──────── Source information

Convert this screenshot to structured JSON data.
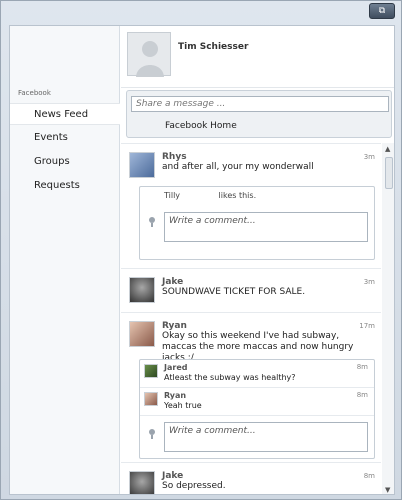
{
  "window": {
    "restore_icon": "restore-window-icon"
  },
  "sidebar": {
    "heading": "Facebook",
    "items": [
      {
        "label": "News Feed",
        "active": true
      },
      {
        "label": "Events",
        "active": false
      },
      {
        "label": "Groups",
        "active": false
      },
      {
        "label": "Requests",
        "active": false
      }
    ]
  },
  "profile": {
    "name": "Tim Schiesser"
  },
  "share": {
    "placeholder": "Share a message ...",
    "target": "Facebook Home"
  },
  "posts": [
    {
      "author": "Rhys",
      "time": "3m",
      "text": "and after all, your my wonderwall",
      "likes": {
        "liker": "Tilly",
        "suffix": "likes this."
      },
      "comment_placeholder": "Write a comment..."
    },
    {
      "author": "Jake",
      "time": "3m",
      "text": "SOUNDWAVE TICKET FOR SALE."
    },
    {
      "author": "Ryan",
      "time": "17m",
      "text": "Okay so this weekend I've had subway, maccas the more maccas and now hungry jacks :/",
      "comments": [
        {
          "author": "Jared",
          "time": "8m",
          "text": "Atleast the subway was healthy?"
        },
        {
          "author": "Ryan",
          "time": "8m",
          "text": "Yeah true"
        }
      ],
      "comment_placeholder": "Write a comment..."
    },
    {
      "author": "Jake",
      "time": "8m",
      "text": "So depressed."
    }
  ]
}
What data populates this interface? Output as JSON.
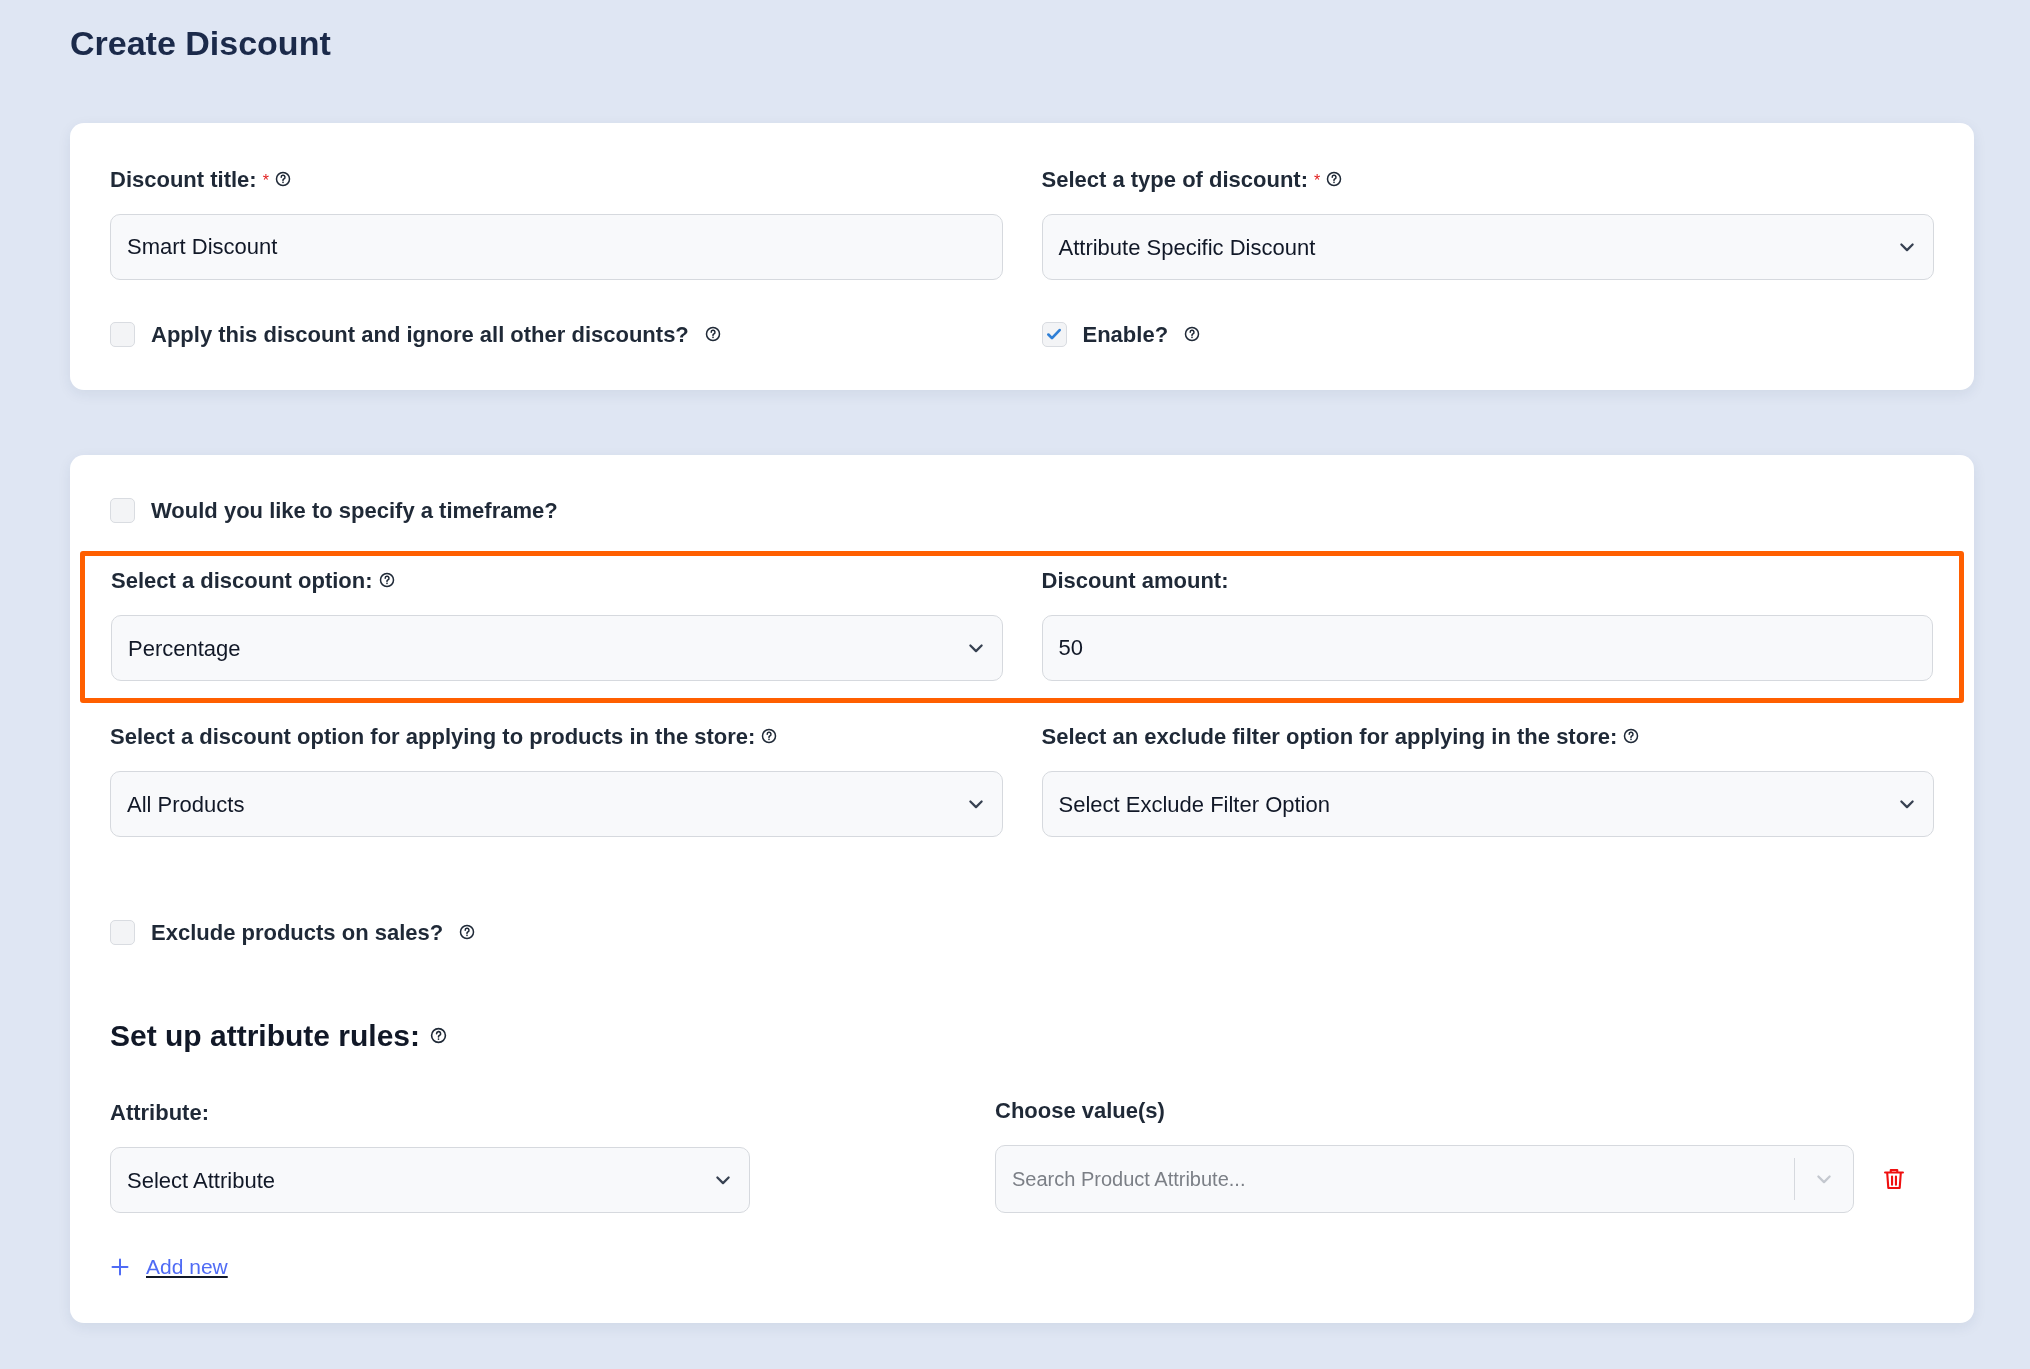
{
  "page_title": "Create Discount",
  "general_card": {
    "rows": [
      {
        "highlighted": false,
        "fields": [
          {
            "kind": "text",
            "label": "Discount title:",
            "required_mark": "*",
            "help": true,
            "value": "Smart Discount"
          },
          {
            "kind": "select",
            "label": "Select a type of discount:",
            "required_mark": "*",
            "help": true,
            "value": "Attribute Specific Discount"
          }
        ]
      }
    ],
    "checkboxes": [
      {
        "label": "Apply this discount and ignore all other discounts?",
        "checked": false,
        "help": true
      },
      {
        "label": "Enable?",
        "checked": true,
        "help": true
      }
    ]
  },
  "rules_card": {
    "timeframe_checkbox": {
      "label": "Would you like to specify a timeframe?",
      "checked": false,
      "help": false
    },
    "rows": [
      {
        "highlighted": true,
        "fields": [
          {
            "kind": "select",
            "label": "Select a discount option:",
            "help": true,
            "value": "Percentage"
          },
          {
            "kind": "text",
            "label": "Discount amount:",
            "help": false,
            "value": "50"
          }
        ]
      },
      {
        "highlighted": false,
        "fields": [
          {
            "kind": "select",
            "label": "Select a discount option for applying to products in the store:",
            "help": true,
            "value": "All Products"
          },
          {
            "kind": "select",
            "label": "Select an exclude filter option for applying in the store:",
            "help": true,
            "value": "Select Exclude Filter Option"
          }
        ]
      }
    ],
    "sale_checkbox": {
      "label": "Exclude products on sales?",
      "checked": false,
      "help": true
    },
    "attribute_rules": {
      "heading": "Set up attribute rules:",
      "help": true,
      "attribute": {
        "kind": "select",
        "label": "Attribute:",
        "help": false,
        "value": "Select Attribute"
      },
      "values": {
        "kind": "search_select",
        "label": "Choose value(s)",
        "help": false,
        "placeholder": "Search Product Attribute..."
      },
      "add_link": "Add new"
    }
  }
}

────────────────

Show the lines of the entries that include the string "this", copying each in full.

▶ [Exercise response]
Convert this screenshot to structured JSON data.
        "suffix": "likes this."
      "text": "Okay so this weekend I've had subway, maccas the more maccas and now hungry jacks :/",
What data populates this interface? Output as JSON.
        "label": "Apply this discount and ignore all other discounts?",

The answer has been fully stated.